    console.log(`Using ${mappings.Link} and ${mappings.Title} columns`);
  } else {
    // Helper returned a null value. It means that not all
    // required columns were mapped.
    console.error("Please map all columns");

Now, if you rename one of the columns, the widget will still work. You can also use this widget in any other table or share with a friend, as it doesn’t depend on your table structure and can be easily configured.

In the configuration used above, we told Grist that all the columns are required, and the user can pick any column even if the column doesn’t contain a text value. To be more precise, we can include more options in the request. For example:

grist.ready({columns: [
    name: "Link", // What field we will read.
    title: "Image link", // Friendly field name.
    optional: false, // Is this an optional field.
    type: "Text" // What type of column we expect.

The optional setting is important for correct operation of the mapColumnNames helper. This helper will return a mapped record only when all required (not optional) columns are picked.

By default Grist will allow the user to pick any type of column. To allow only a column of a specific type, you need to set a type property. Here are all valid types:

Any, Int (Integer column), Numeric (Numeric column), Text, Date, DateTime, Bool (Toggle column), Choice, ChoiceList, Ref (Reference column), RefList (Reference List), Attachments.

Suppose the user deletes a column or changes its type so that it will no longer match the type requested by the widget. In that case, Grist will automatically remove this column from the mapping.

Widget options#

If your widget needs to store some options, Grist offers a simple key-value storage API for you to use. Here are some JavaScript code snippets that show how to interact with this API:

// Store a simple text value .
await grist.setOption('color', '#FF0000');

// Store complex objects as JSON.
await grist.setOption('settings', {lines: 10, skipFirst: true});

// Read previously saved option
const color = await grist.getOption('color');

// Clear all options.
await grist.clearOptions();

// Get and replace all options.
await grist.getOptions();
await grist.setOptions({...});

You can experiment with this yourself. Here is a test widget that demonstrates how to use this API:

When your widget saves or edits some options, the icon on top of the section gets highlighted in green. You can either apply those options to the widget or revert that modification.

unsaved options

This allows viewers (users with read-only access) or collaborators to configure your widget without overwriting original settings. This behavior should look familiar to you and others, as this works like sorting and filtering on table or card views.

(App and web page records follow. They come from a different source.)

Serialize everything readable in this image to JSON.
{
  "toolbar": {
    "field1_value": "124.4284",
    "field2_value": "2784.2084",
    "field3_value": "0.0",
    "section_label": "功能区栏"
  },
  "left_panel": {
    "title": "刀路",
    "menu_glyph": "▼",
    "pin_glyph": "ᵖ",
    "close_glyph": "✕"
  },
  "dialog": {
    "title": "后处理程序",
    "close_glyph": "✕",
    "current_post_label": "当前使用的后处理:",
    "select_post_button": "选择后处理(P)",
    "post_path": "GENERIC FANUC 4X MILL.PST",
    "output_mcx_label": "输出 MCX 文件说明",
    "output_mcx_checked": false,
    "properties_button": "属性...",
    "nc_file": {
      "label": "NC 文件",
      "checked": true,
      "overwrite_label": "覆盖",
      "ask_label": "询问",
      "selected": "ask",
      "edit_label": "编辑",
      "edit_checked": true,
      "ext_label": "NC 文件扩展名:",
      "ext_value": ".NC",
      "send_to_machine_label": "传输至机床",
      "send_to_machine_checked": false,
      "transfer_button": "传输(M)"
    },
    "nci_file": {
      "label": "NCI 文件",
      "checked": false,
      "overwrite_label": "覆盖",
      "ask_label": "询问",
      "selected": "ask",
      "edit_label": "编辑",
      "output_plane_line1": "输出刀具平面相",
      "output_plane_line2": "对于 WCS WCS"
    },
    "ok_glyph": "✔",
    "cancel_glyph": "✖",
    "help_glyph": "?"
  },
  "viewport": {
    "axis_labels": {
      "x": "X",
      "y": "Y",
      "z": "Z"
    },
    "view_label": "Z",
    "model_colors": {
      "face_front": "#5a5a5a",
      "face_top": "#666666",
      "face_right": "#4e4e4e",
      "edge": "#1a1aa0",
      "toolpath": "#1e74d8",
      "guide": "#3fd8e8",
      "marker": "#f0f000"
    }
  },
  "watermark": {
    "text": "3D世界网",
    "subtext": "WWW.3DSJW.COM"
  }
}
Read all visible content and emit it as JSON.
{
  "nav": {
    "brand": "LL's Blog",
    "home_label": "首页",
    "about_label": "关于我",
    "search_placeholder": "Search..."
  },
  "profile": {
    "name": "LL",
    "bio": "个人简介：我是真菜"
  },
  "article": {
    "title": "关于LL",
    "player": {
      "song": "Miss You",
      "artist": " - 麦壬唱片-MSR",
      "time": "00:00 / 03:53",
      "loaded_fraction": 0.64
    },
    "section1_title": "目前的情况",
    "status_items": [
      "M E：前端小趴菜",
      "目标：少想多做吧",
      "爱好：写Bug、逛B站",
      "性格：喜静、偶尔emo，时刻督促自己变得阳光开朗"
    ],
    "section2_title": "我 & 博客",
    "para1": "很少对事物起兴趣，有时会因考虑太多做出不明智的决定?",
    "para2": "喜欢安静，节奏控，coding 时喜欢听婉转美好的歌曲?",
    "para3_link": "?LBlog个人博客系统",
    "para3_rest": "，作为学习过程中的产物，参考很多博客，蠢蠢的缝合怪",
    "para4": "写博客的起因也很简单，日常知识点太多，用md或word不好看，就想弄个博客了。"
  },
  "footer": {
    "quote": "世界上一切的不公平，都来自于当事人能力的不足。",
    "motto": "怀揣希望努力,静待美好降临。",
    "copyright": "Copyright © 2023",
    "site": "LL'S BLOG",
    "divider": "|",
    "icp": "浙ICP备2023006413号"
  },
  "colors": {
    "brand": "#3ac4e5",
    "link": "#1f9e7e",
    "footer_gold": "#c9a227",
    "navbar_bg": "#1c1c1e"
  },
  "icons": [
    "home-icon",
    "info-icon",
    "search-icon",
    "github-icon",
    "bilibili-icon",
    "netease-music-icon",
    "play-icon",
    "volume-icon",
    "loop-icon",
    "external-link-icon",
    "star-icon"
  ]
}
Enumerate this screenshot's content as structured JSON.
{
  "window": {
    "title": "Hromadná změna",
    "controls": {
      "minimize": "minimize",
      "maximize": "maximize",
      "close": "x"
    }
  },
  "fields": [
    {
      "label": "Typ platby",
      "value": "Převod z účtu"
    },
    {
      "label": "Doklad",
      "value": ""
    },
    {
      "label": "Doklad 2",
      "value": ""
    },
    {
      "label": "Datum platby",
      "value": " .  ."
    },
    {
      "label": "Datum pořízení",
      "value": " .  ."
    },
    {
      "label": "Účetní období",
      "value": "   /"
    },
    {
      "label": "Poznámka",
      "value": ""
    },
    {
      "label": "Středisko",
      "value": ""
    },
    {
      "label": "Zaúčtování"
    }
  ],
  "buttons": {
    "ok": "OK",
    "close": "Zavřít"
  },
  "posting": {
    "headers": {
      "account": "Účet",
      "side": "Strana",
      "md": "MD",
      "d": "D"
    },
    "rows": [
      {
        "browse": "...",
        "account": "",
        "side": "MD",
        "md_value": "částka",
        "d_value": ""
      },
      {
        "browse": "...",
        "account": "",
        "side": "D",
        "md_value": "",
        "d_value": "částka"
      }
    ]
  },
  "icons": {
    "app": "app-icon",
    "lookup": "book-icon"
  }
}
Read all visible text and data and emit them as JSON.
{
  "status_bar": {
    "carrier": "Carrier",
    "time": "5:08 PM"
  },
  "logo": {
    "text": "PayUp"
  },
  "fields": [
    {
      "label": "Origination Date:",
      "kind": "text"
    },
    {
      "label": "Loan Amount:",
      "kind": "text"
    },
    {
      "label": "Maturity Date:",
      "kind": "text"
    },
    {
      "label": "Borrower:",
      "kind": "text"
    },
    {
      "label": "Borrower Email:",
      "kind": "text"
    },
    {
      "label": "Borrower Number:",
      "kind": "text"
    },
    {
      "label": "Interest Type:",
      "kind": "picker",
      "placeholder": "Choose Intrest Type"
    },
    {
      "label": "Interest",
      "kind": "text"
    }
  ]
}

Saving current options you will apply them to the widget and make them available to others. Using this menu, you can also clear all options to revert the widget to its initial state. To do this, press the little trash icon and then Save.

Grist will also trigger an event, every time the options are changed (or cleared). Here is how you can subscribe to this event.

grist.onOptions(function(options, interaction) {
  if (options) {
    console.log('Current color', options.color);
  } else {
    // No widget options were saved, fallback to default ones.

If you are building your own widget, you generally should not read options directly (using grist.widgetApi.getOption()). A better pattern is to apply them all when they are changed. Using the onOptions handler will make your widget easier to change and understand later.

There is one more scenario to cover. Suppose your widget has some kind of custom configuration screen. In that case, you probably need some button or other UI element that the user can use to show it. This additional UI element will likely be rarely used by you or your collaborators, so it doesn’t make sense to show it all the time. To help with this, Grist offers an additional interaction option you can send as part of the ready message:

  onEditOptions: function() {
    // Your custom logic to open the custom configuration screen.

This will tell Grist to display an additional button Open configuration in the creator panel and the section menu. When clicked, it will trigger your handler, which you can use to show your own custom configuration screen.

unsaved options